I was chatting with Rob Bell a few weeks ago... I mention that because I was, but also because it makes me sound good... anyway, I was chatting with Rob Bell a few weeks ago about something unrelated and then the topic of fundies came up. He mentioned how people are always trying to get him to say the "right" buzz words (i.e. "Salvation is through Jesus Christ alone") whereas his spin is to not deny that but to not put God into a box either.
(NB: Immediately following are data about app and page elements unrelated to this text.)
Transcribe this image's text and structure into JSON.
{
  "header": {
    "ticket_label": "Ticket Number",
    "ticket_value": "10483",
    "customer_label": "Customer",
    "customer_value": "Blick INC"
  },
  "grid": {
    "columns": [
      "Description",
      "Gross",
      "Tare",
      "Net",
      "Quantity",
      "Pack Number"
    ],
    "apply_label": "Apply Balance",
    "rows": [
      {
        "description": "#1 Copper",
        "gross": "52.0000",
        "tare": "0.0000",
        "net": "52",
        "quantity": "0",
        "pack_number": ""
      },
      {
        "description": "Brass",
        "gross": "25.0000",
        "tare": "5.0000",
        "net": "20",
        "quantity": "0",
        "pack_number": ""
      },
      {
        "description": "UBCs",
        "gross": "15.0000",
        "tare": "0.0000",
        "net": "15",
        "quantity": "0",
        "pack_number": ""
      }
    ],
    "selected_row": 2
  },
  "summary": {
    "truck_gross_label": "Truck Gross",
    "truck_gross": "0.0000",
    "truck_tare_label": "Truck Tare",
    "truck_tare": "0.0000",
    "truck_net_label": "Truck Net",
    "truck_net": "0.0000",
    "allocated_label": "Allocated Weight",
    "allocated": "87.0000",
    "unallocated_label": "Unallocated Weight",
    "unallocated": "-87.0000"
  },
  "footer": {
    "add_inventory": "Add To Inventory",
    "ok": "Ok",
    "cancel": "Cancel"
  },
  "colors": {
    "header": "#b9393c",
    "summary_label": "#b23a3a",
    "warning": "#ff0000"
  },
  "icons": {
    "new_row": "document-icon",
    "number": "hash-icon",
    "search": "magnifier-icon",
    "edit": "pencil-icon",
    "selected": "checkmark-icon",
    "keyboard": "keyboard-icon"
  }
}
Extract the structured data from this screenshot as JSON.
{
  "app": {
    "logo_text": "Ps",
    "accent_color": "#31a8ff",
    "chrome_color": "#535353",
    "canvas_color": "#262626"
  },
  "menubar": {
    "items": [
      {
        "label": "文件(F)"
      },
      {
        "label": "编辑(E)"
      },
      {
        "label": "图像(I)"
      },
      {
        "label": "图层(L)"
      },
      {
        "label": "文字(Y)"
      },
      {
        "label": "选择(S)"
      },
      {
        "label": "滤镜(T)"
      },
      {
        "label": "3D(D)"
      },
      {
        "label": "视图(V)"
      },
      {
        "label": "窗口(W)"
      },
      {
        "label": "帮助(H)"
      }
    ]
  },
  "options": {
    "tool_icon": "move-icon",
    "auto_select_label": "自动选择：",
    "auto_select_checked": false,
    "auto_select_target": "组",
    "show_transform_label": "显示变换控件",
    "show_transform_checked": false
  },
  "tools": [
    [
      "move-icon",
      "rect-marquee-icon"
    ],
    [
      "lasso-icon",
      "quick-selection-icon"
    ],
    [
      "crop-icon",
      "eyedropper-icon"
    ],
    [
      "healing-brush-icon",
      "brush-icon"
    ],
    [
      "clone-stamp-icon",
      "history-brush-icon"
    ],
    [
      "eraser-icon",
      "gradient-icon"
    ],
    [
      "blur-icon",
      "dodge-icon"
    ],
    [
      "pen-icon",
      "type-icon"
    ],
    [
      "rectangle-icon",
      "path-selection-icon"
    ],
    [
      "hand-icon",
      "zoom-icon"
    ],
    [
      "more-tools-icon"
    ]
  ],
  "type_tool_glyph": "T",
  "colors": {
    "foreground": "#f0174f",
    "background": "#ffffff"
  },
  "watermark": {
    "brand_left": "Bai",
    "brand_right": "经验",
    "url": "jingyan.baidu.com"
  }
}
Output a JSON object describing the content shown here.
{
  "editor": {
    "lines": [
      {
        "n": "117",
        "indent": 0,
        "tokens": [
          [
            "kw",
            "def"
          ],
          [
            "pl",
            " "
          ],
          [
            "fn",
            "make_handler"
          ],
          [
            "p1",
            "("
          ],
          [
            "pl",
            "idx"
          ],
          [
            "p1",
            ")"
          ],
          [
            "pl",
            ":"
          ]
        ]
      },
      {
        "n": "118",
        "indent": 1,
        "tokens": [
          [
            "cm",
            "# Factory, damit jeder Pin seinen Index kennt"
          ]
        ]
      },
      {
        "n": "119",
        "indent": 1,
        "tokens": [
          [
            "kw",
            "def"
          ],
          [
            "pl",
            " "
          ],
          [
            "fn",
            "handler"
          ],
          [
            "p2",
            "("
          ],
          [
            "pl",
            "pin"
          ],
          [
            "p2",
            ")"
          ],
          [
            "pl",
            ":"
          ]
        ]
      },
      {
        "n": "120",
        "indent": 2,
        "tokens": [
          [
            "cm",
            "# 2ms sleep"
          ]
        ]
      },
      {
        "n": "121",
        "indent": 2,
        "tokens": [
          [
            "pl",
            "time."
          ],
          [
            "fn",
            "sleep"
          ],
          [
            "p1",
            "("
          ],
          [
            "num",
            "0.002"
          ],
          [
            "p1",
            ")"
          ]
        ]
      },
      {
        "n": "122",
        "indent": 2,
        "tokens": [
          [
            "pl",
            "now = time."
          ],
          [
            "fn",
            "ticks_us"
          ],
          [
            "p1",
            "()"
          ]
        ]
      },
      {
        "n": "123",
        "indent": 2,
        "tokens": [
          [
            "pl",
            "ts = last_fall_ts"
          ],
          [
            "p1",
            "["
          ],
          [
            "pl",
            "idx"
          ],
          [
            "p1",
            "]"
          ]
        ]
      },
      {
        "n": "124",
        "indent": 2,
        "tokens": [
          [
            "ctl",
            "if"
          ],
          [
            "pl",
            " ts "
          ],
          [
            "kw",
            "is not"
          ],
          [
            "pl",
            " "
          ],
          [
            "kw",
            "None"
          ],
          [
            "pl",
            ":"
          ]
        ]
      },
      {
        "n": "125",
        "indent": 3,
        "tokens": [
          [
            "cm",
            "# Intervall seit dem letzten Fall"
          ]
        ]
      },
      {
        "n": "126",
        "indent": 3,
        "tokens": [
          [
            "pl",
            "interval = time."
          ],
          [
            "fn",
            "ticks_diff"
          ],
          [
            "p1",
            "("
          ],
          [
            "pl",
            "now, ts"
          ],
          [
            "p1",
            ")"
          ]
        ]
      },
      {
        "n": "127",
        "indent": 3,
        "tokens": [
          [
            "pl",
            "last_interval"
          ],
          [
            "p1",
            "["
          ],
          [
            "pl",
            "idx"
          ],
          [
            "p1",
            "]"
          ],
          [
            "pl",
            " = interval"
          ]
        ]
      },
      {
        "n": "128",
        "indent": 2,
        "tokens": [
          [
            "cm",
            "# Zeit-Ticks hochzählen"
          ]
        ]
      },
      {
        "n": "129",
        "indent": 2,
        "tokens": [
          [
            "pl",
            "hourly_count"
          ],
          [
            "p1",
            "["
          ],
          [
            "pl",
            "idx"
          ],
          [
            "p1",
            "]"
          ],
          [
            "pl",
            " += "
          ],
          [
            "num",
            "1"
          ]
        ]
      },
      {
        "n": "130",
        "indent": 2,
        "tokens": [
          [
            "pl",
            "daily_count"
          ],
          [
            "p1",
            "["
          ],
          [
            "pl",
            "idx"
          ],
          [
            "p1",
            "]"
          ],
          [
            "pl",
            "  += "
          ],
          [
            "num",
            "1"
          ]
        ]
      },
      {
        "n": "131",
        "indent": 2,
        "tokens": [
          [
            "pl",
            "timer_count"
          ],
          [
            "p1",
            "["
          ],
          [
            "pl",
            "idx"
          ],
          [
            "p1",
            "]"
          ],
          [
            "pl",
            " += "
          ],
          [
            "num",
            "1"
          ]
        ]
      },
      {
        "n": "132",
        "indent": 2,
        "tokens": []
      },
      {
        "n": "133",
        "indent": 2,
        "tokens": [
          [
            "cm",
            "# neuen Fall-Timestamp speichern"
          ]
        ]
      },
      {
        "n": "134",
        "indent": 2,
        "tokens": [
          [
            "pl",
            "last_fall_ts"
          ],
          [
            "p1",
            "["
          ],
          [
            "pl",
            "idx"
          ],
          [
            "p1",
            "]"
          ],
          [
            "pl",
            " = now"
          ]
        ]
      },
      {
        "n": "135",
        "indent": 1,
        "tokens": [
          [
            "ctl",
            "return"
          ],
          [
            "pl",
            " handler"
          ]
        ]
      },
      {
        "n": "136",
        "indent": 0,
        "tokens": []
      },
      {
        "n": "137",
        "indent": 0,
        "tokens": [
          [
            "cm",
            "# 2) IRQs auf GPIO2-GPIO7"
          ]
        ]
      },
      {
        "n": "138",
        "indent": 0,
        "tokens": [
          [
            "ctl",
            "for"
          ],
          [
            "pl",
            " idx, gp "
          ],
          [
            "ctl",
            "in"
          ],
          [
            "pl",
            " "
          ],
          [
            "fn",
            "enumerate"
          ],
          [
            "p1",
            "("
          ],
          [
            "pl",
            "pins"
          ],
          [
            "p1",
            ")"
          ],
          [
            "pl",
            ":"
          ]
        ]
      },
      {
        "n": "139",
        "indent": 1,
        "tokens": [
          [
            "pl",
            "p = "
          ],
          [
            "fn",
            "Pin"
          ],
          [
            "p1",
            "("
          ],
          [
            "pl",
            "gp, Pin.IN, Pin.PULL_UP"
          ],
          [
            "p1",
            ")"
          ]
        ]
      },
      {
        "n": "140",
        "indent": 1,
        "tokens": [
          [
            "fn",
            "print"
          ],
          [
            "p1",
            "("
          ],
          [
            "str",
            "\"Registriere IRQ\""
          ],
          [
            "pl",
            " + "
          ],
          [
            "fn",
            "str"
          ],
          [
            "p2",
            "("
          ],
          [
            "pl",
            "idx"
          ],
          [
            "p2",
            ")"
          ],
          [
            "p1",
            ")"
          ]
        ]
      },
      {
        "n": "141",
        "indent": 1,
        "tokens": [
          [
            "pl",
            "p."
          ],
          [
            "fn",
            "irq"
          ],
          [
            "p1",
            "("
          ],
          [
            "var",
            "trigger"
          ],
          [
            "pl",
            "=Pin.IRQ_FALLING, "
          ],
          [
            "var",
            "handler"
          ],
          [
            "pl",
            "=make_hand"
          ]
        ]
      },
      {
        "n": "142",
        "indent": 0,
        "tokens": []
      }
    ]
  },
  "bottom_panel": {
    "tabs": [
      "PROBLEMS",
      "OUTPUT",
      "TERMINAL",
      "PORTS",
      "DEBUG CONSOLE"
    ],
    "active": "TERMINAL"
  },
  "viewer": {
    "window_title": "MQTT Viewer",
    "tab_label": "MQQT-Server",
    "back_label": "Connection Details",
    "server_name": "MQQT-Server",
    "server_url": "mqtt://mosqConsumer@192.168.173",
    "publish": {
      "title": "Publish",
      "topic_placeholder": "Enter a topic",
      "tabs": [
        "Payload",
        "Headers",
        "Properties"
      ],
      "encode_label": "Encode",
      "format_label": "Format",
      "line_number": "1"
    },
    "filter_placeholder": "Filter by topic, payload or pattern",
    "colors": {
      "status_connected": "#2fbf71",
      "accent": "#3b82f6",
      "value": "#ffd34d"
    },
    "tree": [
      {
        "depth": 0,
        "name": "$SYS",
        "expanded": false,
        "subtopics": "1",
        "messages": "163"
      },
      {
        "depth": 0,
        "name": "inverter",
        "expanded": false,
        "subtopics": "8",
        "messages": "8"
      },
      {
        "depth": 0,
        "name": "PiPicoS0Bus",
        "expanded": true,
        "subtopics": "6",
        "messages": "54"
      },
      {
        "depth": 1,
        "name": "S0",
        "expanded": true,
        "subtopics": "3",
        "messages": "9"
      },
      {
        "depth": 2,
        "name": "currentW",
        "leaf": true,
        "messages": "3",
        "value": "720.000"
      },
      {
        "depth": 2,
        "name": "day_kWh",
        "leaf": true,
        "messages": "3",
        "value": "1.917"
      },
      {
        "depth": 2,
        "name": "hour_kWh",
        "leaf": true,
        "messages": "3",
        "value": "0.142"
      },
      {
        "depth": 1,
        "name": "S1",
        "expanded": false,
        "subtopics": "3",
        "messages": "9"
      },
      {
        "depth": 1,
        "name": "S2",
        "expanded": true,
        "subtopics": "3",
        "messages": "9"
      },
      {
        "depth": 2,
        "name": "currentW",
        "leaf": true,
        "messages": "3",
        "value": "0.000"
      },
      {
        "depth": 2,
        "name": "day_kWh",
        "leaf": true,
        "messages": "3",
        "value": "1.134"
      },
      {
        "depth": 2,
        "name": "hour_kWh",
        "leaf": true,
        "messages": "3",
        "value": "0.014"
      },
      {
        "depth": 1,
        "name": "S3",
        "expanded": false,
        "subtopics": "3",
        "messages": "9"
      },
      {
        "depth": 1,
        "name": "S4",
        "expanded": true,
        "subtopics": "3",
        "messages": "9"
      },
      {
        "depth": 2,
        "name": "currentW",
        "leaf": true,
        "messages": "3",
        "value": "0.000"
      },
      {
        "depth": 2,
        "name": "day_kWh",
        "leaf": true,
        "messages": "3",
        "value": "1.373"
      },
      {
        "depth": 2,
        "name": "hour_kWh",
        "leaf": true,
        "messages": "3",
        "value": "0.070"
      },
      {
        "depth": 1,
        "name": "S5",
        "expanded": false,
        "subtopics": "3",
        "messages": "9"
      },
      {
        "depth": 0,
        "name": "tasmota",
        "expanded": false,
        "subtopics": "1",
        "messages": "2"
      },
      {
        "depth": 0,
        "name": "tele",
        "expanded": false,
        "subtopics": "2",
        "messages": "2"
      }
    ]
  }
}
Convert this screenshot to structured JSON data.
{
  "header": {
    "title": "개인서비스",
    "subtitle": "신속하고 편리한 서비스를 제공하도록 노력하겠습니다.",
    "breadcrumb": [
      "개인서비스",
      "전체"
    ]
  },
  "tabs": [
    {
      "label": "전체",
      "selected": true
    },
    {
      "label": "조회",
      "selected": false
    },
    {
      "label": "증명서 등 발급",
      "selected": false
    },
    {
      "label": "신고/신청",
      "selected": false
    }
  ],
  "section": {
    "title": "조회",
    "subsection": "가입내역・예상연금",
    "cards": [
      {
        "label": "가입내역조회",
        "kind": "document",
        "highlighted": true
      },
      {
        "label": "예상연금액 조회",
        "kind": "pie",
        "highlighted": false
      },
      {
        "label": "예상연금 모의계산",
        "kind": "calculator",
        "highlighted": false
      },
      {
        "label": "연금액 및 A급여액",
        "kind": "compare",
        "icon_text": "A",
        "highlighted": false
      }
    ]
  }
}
As a result, he ends up saying things like, "Why would I want to limit my understanding of God to what one verse says about him?" (My paraphrase, by the way)

My family has been blessed by Mars Hill this past year, but as with any of us who administer the word... I always have my radar up.

So far it hasn't gone off in service, but it's come close.

joshua schatzle said...

john, you have some worthy observations, and your critique of the book is welcome and in keeping with the spirit of rob and his book. as he would be first to admit, "all theology is a discussion about God", to quote Scot McKnight of Fuller Seminary. that being said, perhaps your first criticism should be nuanced:

rob doesn't venture into systematic theology, preferring narrative and biblical theology instead. i'd be curious though about your specific mention of edwards and what insights of his you had in mind, and how they might speak to rob's thoughts.

as for judaism, this is rob's pet area; he'a all about 1st century judaism and its bearing on interpretation of the NT scirptures. while you may be correct in cautioning against syncronizing judaism with christianity, you should be aware that rob is hardly a pioneer in this area, though i would remind readers that again rob is looking at 1st century judaism and 1st century christianity. it must be said that ALL NT writers without exeption see Jesus/Yeshua as the Messiah and the logical fulfillment of the hopes of Israel. that jews by and large do not recognize this and hat their 1st century ancestors suffered that same misfortune does not change the fact that Jesus sees himself as the representative of Israel, the suffering servant and the TRUE Israel himself. to this end, rob is in good company. are you familiar with martin buber, a hasidic jew and staunch voice in judaism? in his "renewal of Judaism" we find the following, "what is erroneously and misleadingly called early Christianity...could with greater justification be called original Judaism." Now to be sure, he took some hits for this from within his own tradition, but i think he's right. the disciples saw following Jesus as the logical contiuance of judaism. i find it fresh and welcoming that rob takes us back to the 1st century and not the 16th or beyond.

as for Jesus and the cross. your community of posters have made some good observations. in michigan the cross does literally hang everywhere over the heads of the people, maybe even at the local walmart :) but the cross and the way theologians have handled it is simply not true to the narrative theological tradition rob is speaking from. now i'm speaking for him, which i can't really do, and i'm on shaky ground, and so i tread lightly. but for rob and our generation the cross is simply loaded with systematic, abstract theology. it speaks of personal salvation and solutions to "problems"; both issues of modernism. rob is a postmodern and he speaks narratively about a jesus who leads the world out of exodus. the cross is the means by which that exodus is accomplished, and the subject of the cross could be expounded forever, as in it the whole of history is revealed. but rob wants to present God and Jesus in story, true to the way i think most jews (myself being one) would be able to relate to. and that story is intrinisically bound to the cross and our Messiah who asecended it for the sake of the whole world, to undo the curse of Adam and bring the promised re-creation.

i hope this has been an edifying contribution and that you and others profit from it in some way. i enjoyed your post and your thoughts and have enjoyed responding in kind.

grace and peace,
josh schatzle